- Credit Managers are in charge of their firm's issuance of credit, and all policies and procedures surrounding it.
- Directors and Managing Directors focus on corporate finance. MDs develop and cultivate relationships with various companies in order to generate corporate business for the firm. MDs typically specialize in one specific industry, to develop relationships among management teams of companies.
- International Finance Managers develop financial and accounting systems for the banking transactions of multinational organizations.
- Risk and Insurance Managers work to reduce risks and losses that may arise from business operations and financial transactions undertaken by their company. They also manage the organization's insurance budget.
- Treasurers and Finance Officers manage the investment of funds and handle associated risks, oversee cash management activities, carry out capital-raising strategies to support a firm's expansion, and supervise mergers and acquisitions.
Some companies may hire financial managers on a temporary basis or hire financial management consultants for all their accounting and financial operations.
Financial Management Certification, Licensure and Associations
Certification is often required for a career in financial management. It can indicate to employers that you have educational credentials, professional experience, and have maintained certain standards in ethics. Certificates and licenses are as varied as the career paths in financial management.
Financial managers who specialize in accounting may earn the Certified Public Accountant (CPA) or Certified Management Accountant (CMA) designations. In general, to become a CPA you must complete 150 credit hours of college-level education, which translates to five years of college- and graduate-level work. You must then pass all four parts of the Uniform Certified Public Accountants Exam, and have about two years of accounting work experience.
The Certified Management Accountant (CMA) designation requires a bachelor's degree or a certain minimum score on specified graduate school entrance exams, according to the Institute of Management Accountants (IMA).
A CFA (Chartered Financial Analyst) designation is sponsored by the CFA Institute. It requires a bachelor's degree and three years of professional experience in a relevant field, and you can expect to take three rigorous exams over the course of three years.
Financial Managers with at least two years of professional experience can obtain their Certified Cash Manager (CCM) credentials through the Association for Financial Professionals, by earning a passing score on its online exam.
Personal financial advisors are sometimes required to earn a Certified Financial Planner (CFP) certification. The requirements include completion of a college degree, passing a comprehensive set of exams, and following a strict code of ethics. A certification as a Chartered Financial Consultant (ChFC) is also useful in this field.

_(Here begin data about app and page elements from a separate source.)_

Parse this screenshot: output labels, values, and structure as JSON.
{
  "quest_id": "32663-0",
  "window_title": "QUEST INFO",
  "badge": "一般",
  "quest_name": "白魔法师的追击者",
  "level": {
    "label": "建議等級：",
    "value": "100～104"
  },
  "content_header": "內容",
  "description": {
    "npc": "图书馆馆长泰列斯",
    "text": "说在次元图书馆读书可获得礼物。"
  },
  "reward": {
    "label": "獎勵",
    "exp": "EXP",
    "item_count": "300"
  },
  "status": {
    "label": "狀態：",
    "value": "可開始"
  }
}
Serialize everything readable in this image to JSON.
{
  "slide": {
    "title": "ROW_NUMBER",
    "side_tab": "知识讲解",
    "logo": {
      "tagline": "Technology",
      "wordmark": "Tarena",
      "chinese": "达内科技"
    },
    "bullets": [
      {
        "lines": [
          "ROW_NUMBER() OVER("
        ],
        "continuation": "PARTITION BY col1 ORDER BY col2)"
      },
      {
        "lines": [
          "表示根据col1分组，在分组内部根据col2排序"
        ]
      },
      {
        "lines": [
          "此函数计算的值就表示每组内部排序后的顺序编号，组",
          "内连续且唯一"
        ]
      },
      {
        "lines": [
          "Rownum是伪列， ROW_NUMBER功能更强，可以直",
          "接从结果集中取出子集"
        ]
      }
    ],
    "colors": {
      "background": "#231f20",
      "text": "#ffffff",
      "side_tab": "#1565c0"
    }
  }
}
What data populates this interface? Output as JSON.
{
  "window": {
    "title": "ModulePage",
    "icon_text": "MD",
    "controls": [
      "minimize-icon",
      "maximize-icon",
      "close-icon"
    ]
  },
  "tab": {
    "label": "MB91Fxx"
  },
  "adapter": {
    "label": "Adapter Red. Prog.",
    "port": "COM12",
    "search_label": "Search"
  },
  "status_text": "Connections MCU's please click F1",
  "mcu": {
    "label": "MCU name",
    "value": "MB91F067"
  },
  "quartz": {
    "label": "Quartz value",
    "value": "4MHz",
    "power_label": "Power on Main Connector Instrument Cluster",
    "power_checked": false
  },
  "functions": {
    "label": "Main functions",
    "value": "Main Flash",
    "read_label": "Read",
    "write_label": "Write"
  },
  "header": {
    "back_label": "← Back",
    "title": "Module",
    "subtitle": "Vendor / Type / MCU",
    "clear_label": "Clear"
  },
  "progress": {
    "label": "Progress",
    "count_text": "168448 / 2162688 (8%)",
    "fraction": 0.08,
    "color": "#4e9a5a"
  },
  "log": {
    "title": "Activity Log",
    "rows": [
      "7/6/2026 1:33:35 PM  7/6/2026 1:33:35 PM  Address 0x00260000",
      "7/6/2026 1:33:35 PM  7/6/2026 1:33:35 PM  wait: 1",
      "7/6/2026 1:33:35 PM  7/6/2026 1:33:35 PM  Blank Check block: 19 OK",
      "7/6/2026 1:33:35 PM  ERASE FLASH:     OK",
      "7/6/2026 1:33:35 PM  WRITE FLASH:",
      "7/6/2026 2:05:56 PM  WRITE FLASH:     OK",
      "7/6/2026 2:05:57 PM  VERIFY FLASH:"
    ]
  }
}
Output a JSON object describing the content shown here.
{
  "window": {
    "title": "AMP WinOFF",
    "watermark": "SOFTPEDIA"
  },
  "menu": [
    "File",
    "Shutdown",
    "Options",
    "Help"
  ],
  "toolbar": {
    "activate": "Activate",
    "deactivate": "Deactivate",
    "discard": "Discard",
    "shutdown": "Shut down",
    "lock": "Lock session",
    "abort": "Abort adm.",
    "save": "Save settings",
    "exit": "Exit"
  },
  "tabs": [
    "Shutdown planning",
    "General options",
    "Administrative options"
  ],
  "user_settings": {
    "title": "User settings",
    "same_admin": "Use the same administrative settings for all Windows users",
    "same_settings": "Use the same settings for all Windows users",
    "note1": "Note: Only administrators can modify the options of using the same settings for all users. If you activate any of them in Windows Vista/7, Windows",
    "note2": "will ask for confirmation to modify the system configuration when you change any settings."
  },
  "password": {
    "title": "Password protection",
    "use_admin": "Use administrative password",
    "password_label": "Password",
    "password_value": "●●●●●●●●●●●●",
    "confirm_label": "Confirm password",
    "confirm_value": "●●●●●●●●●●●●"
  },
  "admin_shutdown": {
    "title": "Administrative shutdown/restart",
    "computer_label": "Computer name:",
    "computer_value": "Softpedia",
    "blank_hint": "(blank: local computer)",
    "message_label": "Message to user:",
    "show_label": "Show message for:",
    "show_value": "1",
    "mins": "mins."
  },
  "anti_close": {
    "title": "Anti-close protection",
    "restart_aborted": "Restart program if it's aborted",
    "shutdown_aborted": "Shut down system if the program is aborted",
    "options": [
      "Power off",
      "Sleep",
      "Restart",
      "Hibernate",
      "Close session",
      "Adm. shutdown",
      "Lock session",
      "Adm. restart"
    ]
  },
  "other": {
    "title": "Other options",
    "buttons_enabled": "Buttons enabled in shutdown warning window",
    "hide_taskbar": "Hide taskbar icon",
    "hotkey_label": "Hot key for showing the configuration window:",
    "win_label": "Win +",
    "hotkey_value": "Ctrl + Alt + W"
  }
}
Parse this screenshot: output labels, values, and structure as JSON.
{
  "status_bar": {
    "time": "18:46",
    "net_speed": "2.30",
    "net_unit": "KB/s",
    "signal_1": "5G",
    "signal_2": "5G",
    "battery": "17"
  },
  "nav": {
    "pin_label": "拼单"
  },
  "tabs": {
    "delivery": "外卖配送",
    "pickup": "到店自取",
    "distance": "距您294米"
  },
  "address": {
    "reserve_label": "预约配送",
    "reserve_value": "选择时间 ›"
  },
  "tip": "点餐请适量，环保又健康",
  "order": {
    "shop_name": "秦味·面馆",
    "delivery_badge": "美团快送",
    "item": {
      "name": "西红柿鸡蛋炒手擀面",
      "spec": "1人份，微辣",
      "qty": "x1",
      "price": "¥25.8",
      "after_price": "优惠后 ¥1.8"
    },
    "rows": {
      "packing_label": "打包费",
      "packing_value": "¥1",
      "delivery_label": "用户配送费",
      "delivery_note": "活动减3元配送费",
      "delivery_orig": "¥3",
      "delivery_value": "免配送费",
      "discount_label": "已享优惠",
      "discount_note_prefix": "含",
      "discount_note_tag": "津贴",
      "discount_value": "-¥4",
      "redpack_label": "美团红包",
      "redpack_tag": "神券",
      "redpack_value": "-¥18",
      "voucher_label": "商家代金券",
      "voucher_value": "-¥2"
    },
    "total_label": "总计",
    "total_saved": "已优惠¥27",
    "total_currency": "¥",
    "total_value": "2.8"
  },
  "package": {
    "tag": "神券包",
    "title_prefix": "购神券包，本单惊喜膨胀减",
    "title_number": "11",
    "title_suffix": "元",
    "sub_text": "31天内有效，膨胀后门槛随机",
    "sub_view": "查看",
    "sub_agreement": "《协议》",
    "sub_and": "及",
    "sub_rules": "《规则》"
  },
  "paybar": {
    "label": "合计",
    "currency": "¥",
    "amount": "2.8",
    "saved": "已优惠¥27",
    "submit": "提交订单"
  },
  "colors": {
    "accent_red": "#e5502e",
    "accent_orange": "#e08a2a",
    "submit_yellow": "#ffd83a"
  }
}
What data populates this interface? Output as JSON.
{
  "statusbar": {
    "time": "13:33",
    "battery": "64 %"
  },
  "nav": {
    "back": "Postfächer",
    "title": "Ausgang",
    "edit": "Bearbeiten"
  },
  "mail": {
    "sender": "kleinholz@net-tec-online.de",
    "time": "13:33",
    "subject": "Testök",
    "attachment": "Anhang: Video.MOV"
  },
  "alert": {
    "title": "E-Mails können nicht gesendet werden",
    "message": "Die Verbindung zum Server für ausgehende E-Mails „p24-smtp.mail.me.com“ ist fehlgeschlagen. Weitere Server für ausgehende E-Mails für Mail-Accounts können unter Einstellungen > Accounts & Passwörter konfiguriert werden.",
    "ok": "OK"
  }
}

The Certificate in International Cash Management is designed for global finance professionals. The Association of Government Accountants offers the Certified Government Financial Manager certification to professionals with a bachelor's degree, two years of relevant experience, and a passing score on their three-part exam.
The National Association of Credit Management administers a three-part certification program for business credit professionals. Managers start from the Credit Business Associate and graduate to Credit Business Fellow and then Certified Credit Executive.